Villchur lowered the cost of his speaker with the $89 AR-2 model introduced in 1956. The use of this small inexpensive speaker by such notables as Louis Armstrong was featured in AR's advertising. By 1958, Villchur added a new tweeter to the AR-3. "The dome tweeter was Villchur's answer to the problems of high frequency dispersion. 'When you are listening to a loudspeaker in a normally reverberant room, and that loudspeaker has excellent on-axis high-frequency response but depressed off-axis response, the loudspeaker will sound dull in any listening position in the room, including one directly on-axis, because the major part of the sound you hear is that reflected from the walls, floor and ceiling. Putting a dispersing lens in front of the driver doesn't help much because there isn't enough high-frequency energy to disperse. The secret of high-frequency dispersion can be stated in two words: small size. Shrinking a cone tweeter to a small size doesn't help because the voice coil becomes too small to handle any appreciable amount of power. I placed my voice coil at the large diameter of the diaphragm. When you do that, the shape of the diaphragm emerges almost naturally as a dome. That has the further advantage of making unnecessary a second suspension, and it also greatly facilitates solution of the other problems (irregular frequency response and response at the extreme high frequencies). Some years later, Roy Allison improved the dome tweeter by making one with a pulsating motion.'" (Birchall 1993)

AR-3 loudspeaker "2-inch and 1-3/8 inch tweeters, unmounted," from Audio, Oct. 1958
"Prototype of AR-3 speaker system, including AR-1 acoustic suspension woofer and the two tweeters described in this article," from Audio, Oct. 1958
AR-3 loudspeaker drawing of dome tweeter, from Audio, Oct. 1958

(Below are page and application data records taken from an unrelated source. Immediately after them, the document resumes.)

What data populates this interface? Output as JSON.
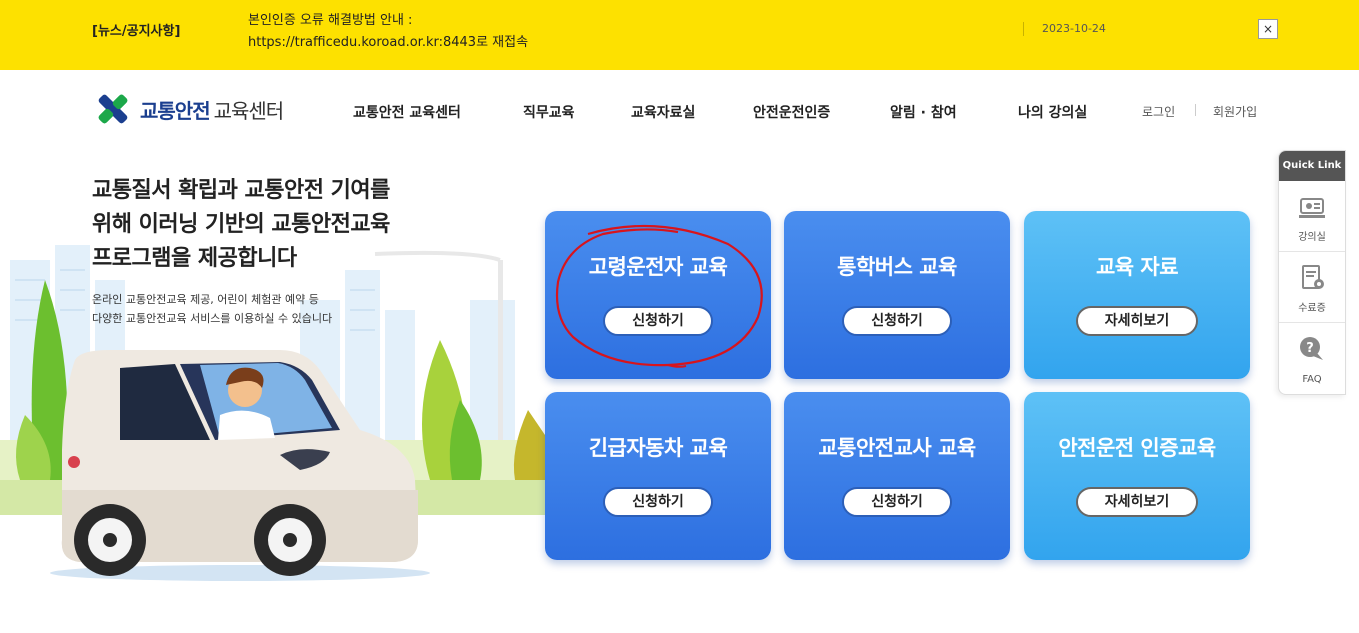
{
  "notice": {
    "category": "[뉴스/공지사항]",
    "line1": "본인인증 오류 해결방법 안내 :",
    "line2": "https://trafficedu.koroad.or.kr:8443로 재접속",
    "date": "2023-10-24",
    "close_label": "×"
  },
  "header": {
    "logo_strong": "교통안전",
    "logo_text": "교육센터",
    "nav": [
      "교통안전 교육센터",
      "직무교육",
      "교육자료실",
      "안전운전인증",
      "알림 · 참여",
      "나의 강의실"
    ],
    "login": "로그인",
    "signup": "회원가입"
  },
  "hero": {
    "title_lines": [
      "교통질서 확립과 교통안전 기여를",
      "위해 이러닝 기반의 교통안전교육",
      "프로그램을 제공합니다"
    ],
    "sub_lines": [
      "온라인 교통안전교육 제공, 어린이 체험관 예약 등",
      "다양한 교통안전교육 서비스를 이용하실 수 있습니다"
    ]
  },
  "cards": [
    {
      "title": "고령운전자 교육",
      "button": "신청하기",
      "style": "blue"
    },
    {
      "title": "통학버스 교육",
      "button": "신청하기",
      "style": "blue"
    },
    {
      "title": "교육 자료",
      "button": "자세히보기",
      "style": "cyan"
    },
    {
      "title": "긴급자동차 교육",
      "button": "신청하기",
      "style": "blue"
    },
    {
      "title": "교통안전교사 교육",
      "button": "신청하기",
      "style": "blue"
    },
    {
      "title": "안전운전 인증교육",
      "button": "자세히보기",
      "style": "cyan"
    }
  ],
  "quick_link": {
    "title": "Quick Link",
    "items": [
      {
        "label": "강의실",
        "icon": "classroom-icon"
      },
      {
        "label": "수료증",
        "icon": "certificate-icon"
      },
      {
        "label": "FAQ",
        "icon": "faq-icon"
      }
    ]
  },
  "colors": {
    "notice_bg": "#fde100",
    "card_blue": "#2d6fe0",
    "card_cyan": "#32a4ee",
    "annotation": "#d8141c"
  }
}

Villchur himself wrote most of the advertising copy and brochures for the company in the 1950s and 1960s, emphasizing facts and performance. This style of the 1960s ads continued in the 1970s ads. Villchur sponsored "live vs. recorded" concerts to demonstrate the accuracy and low distortion of his speakers. "He placed the musicians (the Fine Arts String Quartet, among others) on the stage, with a pair of AR-3 loudspeakers behind them. At various points, they would stop playing and the taped performance would take over. Most reviewers of the day could not tell the difference between the live and recorded sound. 'I thought these concerts defined what we meant by high fidelity,' commented Villchur. He took care to use the best equipment possible at the time, including an Ampex tape deck, two 60-watt Dynakit amplifiers, and number 18 zip cord." (Birchall 1993)

The Fine Arts Quartet preparing outdoors in Woodstock NY in 1963 for the landmark Live vs. Recorded sessions. Seated are Leonard Sorkin and Abram Loft, violins; Irving Ulmer, viola; George Sopkia, cello. Standing from the left are Eduardo Chavez, friend; Edgar Villchur; Roy Allison; Sunny Trankler, secretary to Villchur.

live vs recorded press
Fine Arts Quartet
Connoisseur Society
New York's Town Hall

Villchur left AR in 1967 to establish the Foundation for Hearing Aid Research where he developed hearing aids with a system combining compression and equalization that were manufactured by the Resound Corporation. He was appointed a Visiting Scientist at the Massachusetts Institute of Technology and would write numerous articles and books on acoustics that would be published by professional journals of the ASA, IEEE and AES and reprinted by university presses. He continues to live and work at his Foundation in Woodstock NY.

Edgar Villchur in Woodstock Aug. 1997
Villchur in Woodstock lab Aug. 1997
Tom Tyson, left, and Roy Allison 1997
Allison Acoustics was founded in 1974 after Roy Allison, Villchur's associate for many years, left AR in 1972 upon completion of a 5-year contract when Teledyne purchased AR in 1967.


2001-2008 by Steven E. Schoenherr. All rights reserved.

Return to Recording Technology History | AR ads 1960s-1970s| Loudspeaker History| this page revised 4/12/08